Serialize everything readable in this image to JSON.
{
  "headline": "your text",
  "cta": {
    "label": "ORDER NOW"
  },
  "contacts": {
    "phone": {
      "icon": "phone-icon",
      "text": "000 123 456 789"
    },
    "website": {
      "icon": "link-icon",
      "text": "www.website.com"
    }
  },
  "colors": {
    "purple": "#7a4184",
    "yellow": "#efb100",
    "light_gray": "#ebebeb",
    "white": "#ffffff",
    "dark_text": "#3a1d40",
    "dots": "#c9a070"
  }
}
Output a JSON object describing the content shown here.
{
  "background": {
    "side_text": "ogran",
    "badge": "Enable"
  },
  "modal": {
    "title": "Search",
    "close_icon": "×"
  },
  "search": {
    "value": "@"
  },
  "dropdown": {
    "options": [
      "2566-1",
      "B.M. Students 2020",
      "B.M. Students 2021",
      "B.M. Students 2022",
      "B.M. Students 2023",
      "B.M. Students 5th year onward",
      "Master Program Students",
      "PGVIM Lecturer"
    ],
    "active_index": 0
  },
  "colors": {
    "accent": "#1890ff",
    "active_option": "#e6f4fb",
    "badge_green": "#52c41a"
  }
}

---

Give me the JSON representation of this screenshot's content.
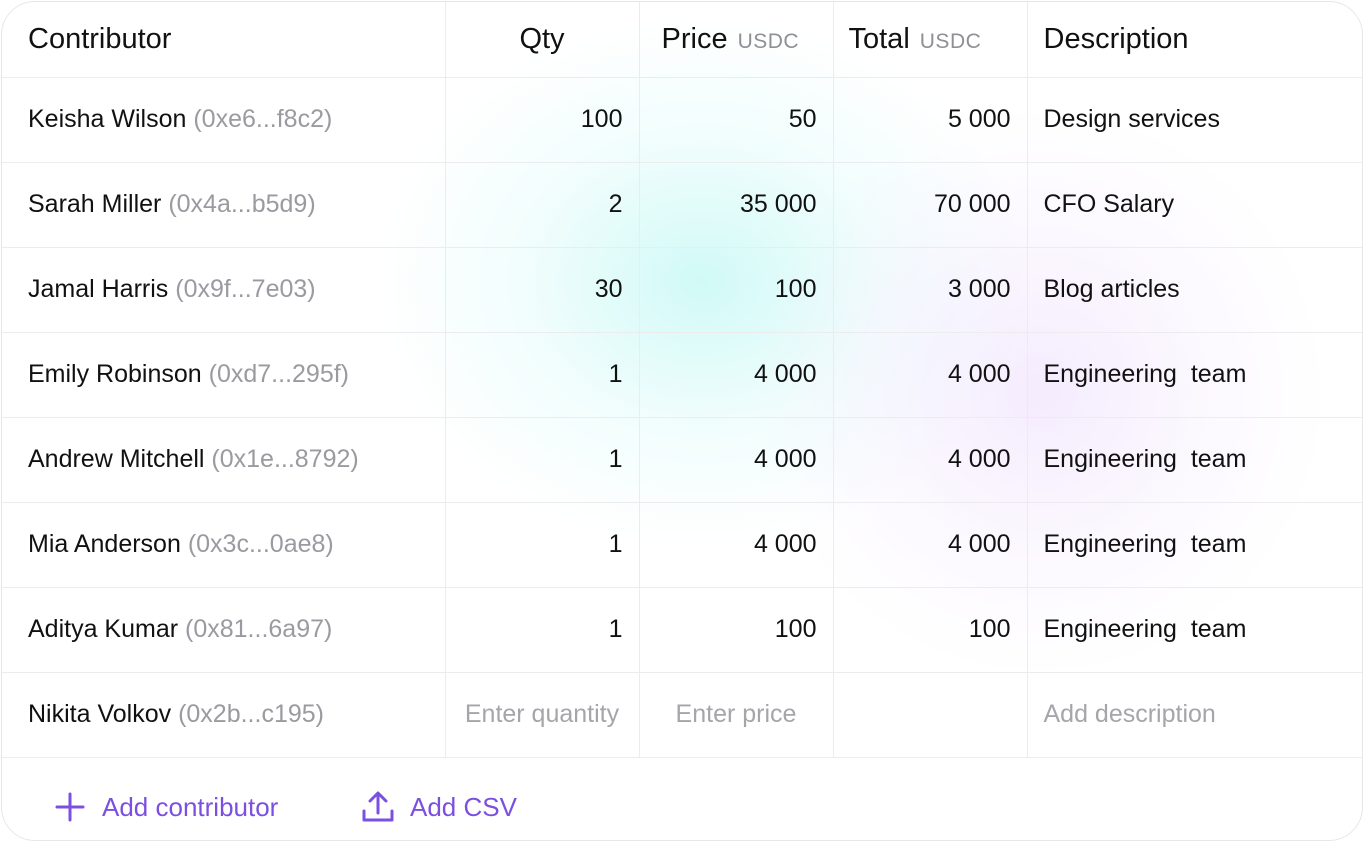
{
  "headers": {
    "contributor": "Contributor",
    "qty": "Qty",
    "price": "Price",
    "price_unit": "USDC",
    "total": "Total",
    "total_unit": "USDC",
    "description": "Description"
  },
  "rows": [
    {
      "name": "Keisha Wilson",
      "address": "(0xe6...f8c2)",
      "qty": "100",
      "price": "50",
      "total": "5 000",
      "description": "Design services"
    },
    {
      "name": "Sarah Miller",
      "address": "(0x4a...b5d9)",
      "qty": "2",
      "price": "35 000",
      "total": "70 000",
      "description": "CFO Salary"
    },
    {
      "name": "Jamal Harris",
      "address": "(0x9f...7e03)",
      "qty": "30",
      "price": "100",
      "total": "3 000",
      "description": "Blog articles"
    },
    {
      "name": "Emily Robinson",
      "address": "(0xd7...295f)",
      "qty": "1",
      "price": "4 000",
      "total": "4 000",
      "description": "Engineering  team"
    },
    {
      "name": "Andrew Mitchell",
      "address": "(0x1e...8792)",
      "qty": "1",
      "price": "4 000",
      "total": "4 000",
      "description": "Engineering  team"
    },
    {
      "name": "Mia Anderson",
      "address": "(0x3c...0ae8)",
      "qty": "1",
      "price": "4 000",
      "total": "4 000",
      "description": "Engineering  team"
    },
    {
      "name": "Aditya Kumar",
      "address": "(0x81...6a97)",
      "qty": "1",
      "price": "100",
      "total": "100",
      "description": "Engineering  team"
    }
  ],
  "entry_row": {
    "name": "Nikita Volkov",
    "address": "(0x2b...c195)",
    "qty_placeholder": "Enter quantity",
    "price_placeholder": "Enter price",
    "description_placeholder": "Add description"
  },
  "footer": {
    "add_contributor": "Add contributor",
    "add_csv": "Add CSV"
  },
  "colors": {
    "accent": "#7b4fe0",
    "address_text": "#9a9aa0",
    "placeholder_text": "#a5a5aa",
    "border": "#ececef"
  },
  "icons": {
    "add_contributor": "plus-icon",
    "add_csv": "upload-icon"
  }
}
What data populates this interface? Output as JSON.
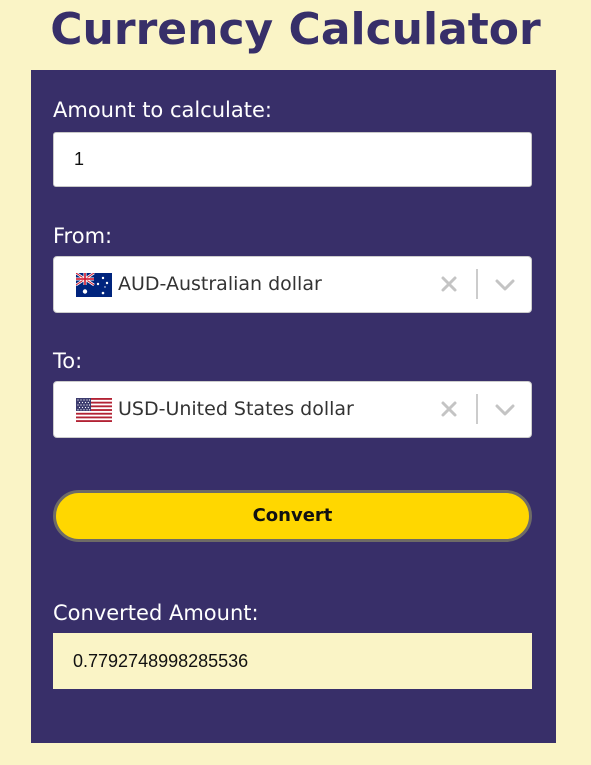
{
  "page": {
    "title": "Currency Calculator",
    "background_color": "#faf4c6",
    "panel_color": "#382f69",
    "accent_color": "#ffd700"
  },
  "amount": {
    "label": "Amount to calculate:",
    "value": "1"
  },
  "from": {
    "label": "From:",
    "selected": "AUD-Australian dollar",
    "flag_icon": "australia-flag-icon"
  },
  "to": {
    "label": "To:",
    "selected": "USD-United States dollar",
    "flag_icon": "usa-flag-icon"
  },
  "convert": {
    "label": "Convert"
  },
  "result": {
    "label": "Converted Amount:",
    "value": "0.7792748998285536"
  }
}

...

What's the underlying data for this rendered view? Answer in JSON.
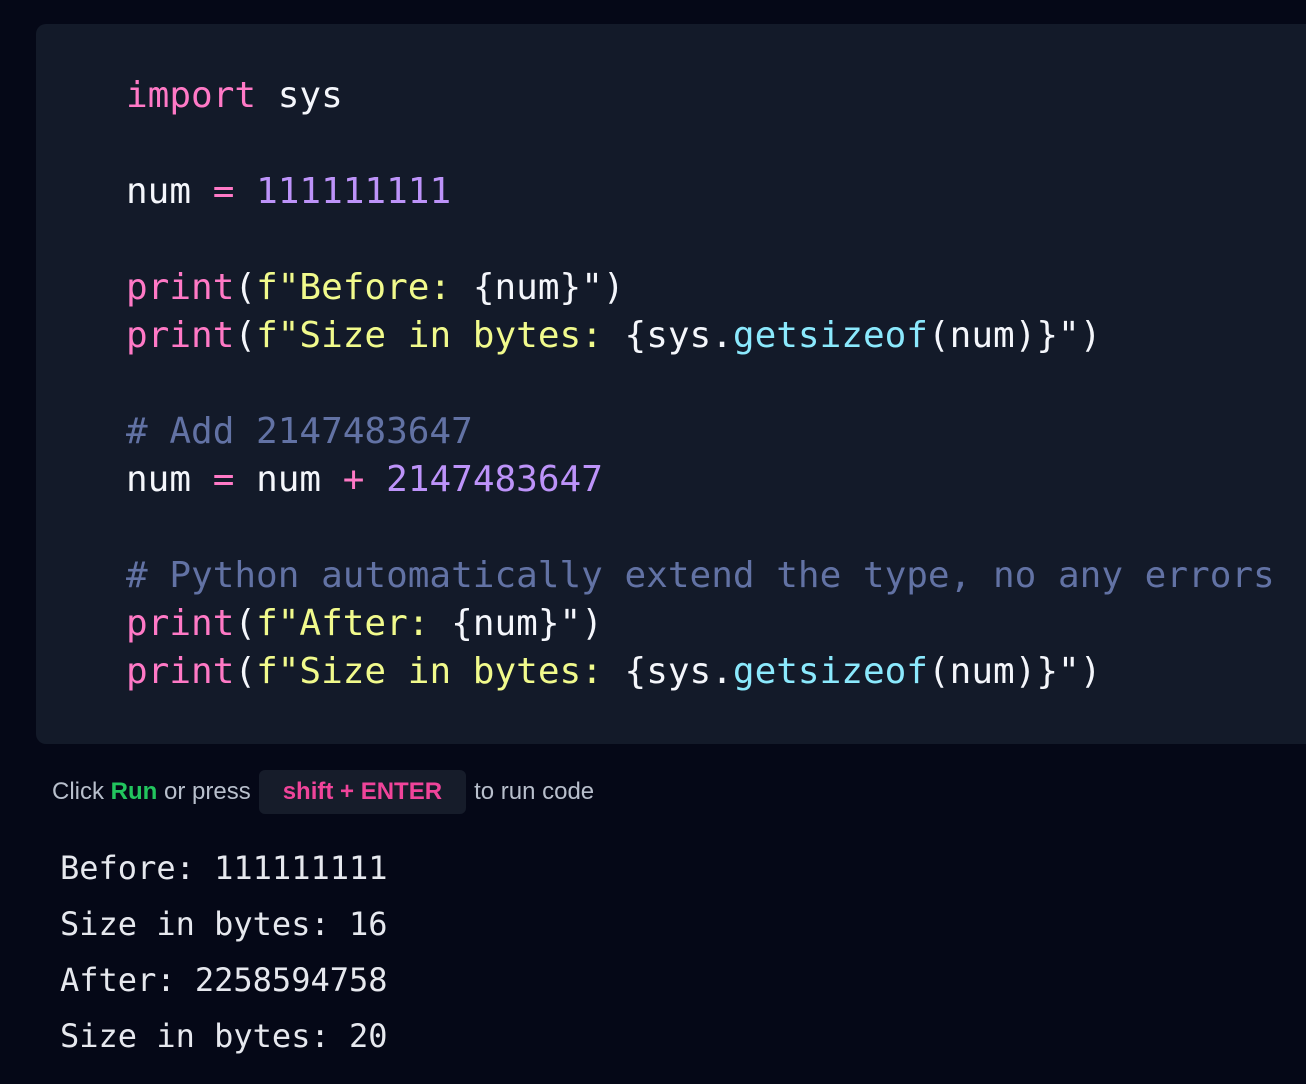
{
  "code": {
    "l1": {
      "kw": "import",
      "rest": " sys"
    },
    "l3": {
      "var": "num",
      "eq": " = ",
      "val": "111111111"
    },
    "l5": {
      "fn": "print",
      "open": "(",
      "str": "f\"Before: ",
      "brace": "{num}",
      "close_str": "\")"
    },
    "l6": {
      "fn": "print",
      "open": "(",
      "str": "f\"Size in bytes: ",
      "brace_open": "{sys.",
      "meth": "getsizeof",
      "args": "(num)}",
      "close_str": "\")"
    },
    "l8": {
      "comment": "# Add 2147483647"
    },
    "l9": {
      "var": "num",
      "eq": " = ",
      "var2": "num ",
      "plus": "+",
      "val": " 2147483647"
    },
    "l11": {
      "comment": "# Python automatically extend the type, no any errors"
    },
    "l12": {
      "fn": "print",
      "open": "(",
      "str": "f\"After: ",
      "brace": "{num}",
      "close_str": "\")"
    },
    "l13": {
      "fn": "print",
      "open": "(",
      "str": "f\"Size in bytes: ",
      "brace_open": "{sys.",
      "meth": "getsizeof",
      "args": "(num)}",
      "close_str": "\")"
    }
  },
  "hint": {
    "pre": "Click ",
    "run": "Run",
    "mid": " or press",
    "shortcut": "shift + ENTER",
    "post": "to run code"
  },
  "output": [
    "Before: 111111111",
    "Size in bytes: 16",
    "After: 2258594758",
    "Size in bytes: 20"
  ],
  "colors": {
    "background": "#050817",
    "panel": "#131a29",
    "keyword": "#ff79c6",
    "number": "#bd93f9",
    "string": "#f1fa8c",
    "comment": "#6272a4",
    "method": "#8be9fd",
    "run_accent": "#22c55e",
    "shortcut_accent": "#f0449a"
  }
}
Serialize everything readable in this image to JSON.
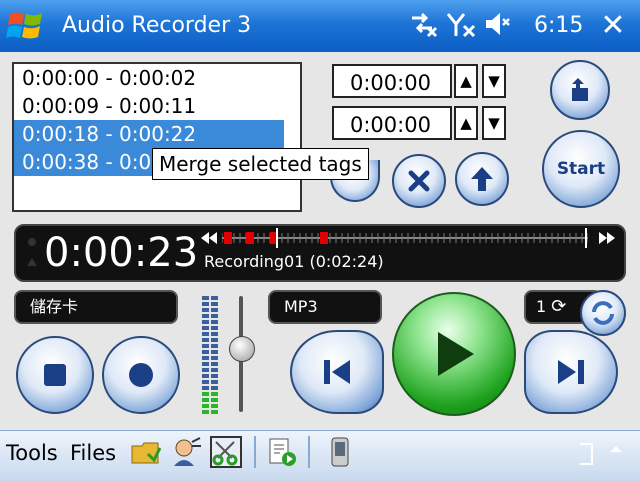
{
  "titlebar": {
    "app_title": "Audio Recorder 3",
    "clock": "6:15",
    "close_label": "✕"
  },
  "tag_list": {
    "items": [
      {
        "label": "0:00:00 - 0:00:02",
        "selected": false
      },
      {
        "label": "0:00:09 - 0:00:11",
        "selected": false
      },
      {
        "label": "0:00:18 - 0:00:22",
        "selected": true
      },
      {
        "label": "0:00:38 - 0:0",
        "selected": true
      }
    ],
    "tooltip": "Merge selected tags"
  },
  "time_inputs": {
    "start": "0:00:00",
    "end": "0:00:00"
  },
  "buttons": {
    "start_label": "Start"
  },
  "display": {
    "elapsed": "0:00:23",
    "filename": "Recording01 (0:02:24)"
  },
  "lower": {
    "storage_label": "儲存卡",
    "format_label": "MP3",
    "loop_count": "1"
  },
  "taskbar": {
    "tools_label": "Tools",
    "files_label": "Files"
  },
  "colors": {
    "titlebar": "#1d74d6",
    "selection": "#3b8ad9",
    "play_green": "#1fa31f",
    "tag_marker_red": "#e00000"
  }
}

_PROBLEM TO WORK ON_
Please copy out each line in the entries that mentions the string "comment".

_RESPONSE BELOW_
      "comment": "# Add 2147483647"
      "comment": "# Python automatically extend the type, no any errors"
    "comment": "#6272a4",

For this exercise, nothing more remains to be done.